My question is: Why do need (or think you need) to know this? Intellectual curiosity (and there's nothing wrong with that)? Or do you want you write your own compiler? Either way, I think some Googling might help you out. A simple "how does the Java compiler work?" netted me this StackOverflow link right at the top, which contains a few others you might find useful. And the Wiki page contains this one which might also help.

And adding "hotspot", gets you this link, which may even be a bit more targeted.

However, as to your specific questions: I'm afraid I can't help you out with a single one, because I've simply never needed the information.

HIH

Winston
 
Avor Nadal
Ranch Hand
Posts: 156
Java Netbeans IDE Postgres Database
  • Mark post as helpful
  • send pies
  • Quote
  • Report post to moderator
Winston Gutkowski wrote:I've been a programmer for over 35 years (13 with Java), and I've never found a need to know even a fraction of the level of detail you appear to want - in any language (Java's my 6th). And I suspect that the reason you haven't received any replies is that very few other people here have either ... or maybe they're just working off their holiday hangovers before they tackle a subject as involved as this.

Ha ha ha. I would prefer it were the latter :P .

Winston Gutkowski wrote:My question is: Why do need (or think you need) to know this? Intellectual curiosity (and there's nothing wrong with that)? Or do you want you write your own compiler?

It's simply a matter of curiosity. I've a very limited knowledge about compilers, specially JIT compilers. So these days I've been reading a few articles about HotSpot and about compilers in general, as well as the type of optimizations that they can do. While I was "playing" with the output of HotSpot, this doubt about the method inlining came up.

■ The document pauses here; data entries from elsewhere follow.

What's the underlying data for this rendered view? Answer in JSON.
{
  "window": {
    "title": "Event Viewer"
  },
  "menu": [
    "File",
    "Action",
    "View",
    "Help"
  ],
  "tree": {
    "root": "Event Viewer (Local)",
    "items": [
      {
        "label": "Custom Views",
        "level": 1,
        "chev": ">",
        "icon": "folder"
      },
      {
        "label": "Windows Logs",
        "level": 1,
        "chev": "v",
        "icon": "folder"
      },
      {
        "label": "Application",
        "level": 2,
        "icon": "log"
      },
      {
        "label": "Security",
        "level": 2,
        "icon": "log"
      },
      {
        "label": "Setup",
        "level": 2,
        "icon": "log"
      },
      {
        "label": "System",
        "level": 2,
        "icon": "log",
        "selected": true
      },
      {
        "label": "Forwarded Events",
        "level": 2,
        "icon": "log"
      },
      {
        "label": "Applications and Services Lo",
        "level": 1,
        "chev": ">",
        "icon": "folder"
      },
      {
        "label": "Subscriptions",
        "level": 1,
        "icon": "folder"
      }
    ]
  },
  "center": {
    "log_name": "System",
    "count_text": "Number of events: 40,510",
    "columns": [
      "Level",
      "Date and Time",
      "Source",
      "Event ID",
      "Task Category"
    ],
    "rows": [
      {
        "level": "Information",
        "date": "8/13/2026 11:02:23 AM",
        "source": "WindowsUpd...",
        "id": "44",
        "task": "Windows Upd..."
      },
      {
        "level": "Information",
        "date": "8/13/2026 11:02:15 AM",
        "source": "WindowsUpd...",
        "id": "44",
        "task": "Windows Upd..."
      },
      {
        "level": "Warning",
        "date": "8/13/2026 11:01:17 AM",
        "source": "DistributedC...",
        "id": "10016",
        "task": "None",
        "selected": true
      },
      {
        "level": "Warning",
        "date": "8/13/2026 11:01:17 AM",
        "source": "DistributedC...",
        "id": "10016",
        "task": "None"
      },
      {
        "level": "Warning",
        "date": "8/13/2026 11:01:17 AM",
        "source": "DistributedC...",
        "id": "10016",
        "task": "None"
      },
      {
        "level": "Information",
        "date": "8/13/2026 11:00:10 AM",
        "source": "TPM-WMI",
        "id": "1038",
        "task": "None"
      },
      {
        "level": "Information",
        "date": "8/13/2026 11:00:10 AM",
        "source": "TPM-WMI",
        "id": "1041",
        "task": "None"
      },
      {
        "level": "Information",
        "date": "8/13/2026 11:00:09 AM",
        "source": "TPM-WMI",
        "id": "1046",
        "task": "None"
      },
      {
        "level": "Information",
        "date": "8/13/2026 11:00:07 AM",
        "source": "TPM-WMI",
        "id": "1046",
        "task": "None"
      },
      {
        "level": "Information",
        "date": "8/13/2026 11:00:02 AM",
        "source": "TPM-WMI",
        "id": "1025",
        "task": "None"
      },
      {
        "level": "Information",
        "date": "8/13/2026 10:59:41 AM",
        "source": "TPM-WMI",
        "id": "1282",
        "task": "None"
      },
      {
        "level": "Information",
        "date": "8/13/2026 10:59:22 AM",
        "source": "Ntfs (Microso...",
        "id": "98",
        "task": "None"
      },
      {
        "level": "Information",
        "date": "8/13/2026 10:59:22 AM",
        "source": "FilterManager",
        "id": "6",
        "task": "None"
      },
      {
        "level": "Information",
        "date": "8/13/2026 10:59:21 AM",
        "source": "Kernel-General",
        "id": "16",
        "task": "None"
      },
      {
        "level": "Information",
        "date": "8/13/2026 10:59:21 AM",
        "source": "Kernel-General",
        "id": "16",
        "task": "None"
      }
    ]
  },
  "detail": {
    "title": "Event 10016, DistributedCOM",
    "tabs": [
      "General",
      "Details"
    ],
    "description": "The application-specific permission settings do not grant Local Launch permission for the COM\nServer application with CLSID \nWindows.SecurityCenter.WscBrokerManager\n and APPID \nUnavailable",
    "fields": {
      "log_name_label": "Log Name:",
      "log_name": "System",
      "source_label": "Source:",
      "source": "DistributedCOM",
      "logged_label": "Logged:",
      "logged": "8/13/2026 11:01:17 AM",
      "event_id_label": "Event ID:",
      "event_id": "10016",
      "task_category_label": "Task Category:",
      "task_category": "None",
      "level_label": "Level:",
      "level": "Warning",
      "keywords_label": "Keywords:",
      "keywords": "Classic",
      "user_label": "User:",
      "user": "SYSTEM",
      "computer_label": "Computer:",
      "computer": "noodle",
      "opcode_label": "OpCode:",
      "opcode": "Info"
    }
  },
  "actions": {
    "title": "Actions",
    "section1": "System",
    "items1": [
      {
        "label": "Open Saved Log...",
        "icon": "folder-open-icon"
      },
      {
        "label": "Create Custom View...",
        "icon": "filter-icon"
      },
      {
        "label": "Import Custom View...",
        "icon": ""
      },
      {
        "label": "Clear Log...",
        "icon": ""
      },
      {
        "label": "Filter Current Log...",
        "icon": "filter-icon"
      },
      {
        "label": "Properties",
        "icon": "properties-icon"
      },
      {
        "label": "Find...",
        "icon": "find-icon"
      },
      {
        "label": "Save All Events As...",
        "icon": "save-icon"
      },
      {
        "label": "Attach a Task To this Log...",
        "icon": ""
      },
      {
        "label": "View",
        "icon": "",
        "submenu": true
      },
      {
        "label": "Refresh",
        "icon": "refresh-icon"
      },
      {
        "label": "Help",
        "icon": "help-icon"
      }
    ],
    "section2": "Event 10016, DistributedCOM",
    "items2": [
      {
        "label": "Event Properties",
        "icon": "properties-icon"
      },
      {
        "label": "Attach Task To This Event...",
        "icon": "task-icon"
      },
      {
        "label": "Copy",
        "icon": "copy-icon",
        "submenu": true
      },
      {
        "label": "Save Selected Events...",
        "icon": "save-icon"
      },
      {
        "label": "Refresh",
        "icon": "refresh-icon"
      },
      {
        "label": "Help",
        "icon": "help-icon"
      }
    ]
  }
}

I wish it sufficed for me to know that HotSpot can do it... But my way of being pushes me to want to know how it does it, he he he. I'll try searching in the links that you've provided me. Although I believe that I already checked in Java.net. As always, thank you for your help ;) .
 
Winston Gutkowski
Bartender
Posts: 10573
65
Eclipse IDE Hibernate Ubuntu
  • Mark post as helpful
  • send pies
  • Quote
  • Report post to moderator
Avor Nadal wrote:I wish it sufficed for me to know that HotSpot can do it... But my way of being pushes me to want to know how it does it...

Which suggests to me - and don't take this the wrong way - that Java may be the wrong language for you; and you might be better off with something like C or C++.

The whole ethos of Object-Orientation is that users shouldn't know HOW everything works; and Java takes it a stage further by being platform-independent, and so even hiding details about the machine and the compiler and memory management from you.

The fact is that you're not supposed to know this stuff - and you certainly mustn't rely on any information you find out about it - because, as likely as not, it might change in the next release of the compiler or JVM.

Just as an example, you may be interested to know that:
"The Java Virtual Machine does not mandate any particular internal structure for objects." − JVM spec, Chapter 2 (emphasis mine).

And while it might be frustrating for you, it frees up the developers of Java to completely rewrite major sections of the compiler and JVM without telling you; which is just one of the reasons it's improved so much over the years. Back in the early days, Java had a reputation for being slow; but now it rivals (and sometimes even exceeds) machine-compiled languages like C.

Sometimes, "not knowing how" can be a help...

HIH

Winston
 
  • Post Reply Bookmark Topic Watch Topic
  • New Topic
Boost this thread!